======== Records shown ========

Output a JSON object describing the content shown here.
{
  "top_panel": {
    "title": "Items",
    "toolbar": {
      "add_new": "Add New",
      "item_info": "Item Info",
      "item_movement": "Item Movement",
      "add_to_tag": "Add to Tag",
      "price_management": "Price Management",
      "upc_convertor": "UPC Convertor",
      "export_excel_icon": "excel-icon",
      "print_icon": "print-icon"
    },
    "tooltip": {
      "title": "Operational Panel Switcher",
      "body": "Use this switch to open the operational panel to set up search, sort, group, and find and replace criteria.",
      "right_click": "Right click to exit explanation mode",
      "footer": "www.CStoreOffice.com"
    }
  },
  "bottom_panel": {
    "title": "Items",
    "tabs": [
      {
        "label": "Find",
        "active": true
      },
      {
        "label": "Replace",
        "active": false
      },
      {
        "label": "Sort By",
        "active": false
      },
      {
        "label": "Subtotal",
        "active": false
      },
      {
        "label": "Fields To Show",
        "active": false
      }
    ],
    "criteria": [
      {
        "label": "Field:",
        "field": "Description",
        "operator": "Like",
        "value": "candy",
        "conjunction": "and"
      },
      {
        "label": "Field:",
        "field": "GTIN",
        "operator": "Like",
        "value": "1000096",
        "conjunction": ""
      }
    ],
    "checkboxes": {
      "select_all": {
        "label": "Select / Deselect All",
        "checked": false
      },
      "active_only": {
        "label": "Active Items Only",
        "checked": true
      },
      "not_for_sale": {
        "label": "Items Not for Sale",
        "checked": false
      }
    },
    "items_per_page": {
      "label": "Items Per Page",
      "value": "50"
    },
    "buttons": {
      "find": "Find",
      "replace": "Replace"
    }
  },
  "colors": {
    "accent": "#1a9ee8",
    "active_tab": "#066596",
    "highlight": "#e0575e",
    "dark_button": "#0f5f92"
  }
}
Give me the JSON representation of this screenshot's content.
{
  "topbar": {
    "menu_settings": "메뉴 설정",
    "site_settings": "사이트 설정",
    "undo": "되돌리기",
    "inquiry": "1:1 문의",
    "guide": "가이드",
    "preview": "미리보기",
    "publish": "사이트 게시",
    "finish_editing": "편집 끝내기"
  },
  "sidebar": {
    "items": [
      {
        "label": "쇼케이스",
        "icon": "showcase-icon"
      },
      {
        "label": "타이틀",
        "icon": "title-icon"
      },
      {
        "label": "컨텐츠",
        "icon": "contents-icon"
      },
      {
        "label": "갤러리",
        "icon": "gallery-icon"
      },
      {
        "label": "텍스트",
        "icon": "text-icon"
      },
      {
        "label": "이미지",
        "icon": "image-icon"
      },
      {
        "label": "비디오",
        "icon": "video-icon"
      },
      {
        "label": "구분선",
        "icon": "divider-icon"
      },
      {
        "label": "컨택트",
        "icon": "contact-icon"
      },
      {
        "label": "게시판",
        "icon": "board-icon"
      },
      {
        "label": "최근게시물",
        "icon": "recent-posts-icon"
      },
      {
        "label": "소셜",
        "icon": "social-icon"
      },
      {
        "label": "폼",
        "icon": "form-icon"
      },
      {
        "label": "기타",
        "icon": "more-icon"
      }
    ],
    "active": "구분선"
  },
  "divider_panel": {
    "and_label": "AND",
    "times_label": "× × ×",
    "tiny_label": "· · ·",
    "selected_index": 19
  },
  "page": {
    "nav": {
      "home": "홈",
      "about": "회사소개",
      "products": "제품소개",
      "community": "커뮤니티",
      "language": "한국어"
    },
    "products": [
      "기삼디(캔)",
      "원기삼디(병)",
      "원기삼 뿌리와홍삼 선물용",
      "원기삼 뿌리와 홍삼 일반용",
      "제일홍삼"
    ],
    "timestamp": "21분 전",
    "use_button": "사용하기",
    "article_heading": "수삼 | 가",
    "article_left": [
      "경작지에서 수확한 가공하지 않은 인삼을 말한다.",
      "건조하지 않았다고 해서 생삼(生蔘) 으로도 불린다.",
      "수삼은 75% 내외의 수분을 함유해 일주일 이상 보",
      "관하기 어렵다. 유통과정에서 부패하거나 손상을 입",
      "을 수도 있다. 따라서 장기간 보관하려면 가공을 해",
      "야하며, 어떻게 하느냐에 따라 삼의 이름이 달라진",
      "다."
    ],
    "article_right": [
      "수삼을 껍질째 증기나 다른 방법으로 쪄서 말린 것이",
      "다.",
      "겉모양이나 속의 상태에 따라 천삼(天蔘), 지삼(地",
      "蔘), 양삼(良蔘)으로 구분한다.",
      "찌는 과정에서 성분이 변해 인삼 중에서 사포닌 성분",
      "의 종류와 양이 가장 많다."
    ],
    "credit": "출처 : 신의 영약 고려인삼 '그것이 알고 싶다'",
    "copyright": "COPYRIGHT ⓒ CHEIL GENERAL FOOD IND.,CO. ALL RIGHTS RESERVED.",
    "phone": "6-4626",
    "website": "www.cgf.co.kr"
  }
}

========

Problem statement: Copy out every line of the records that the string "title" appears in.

Task answer:
    "title": "Items",
      "title": "Operational Panel Switcher",
    "title": "Items",
        "icon": "title-icon"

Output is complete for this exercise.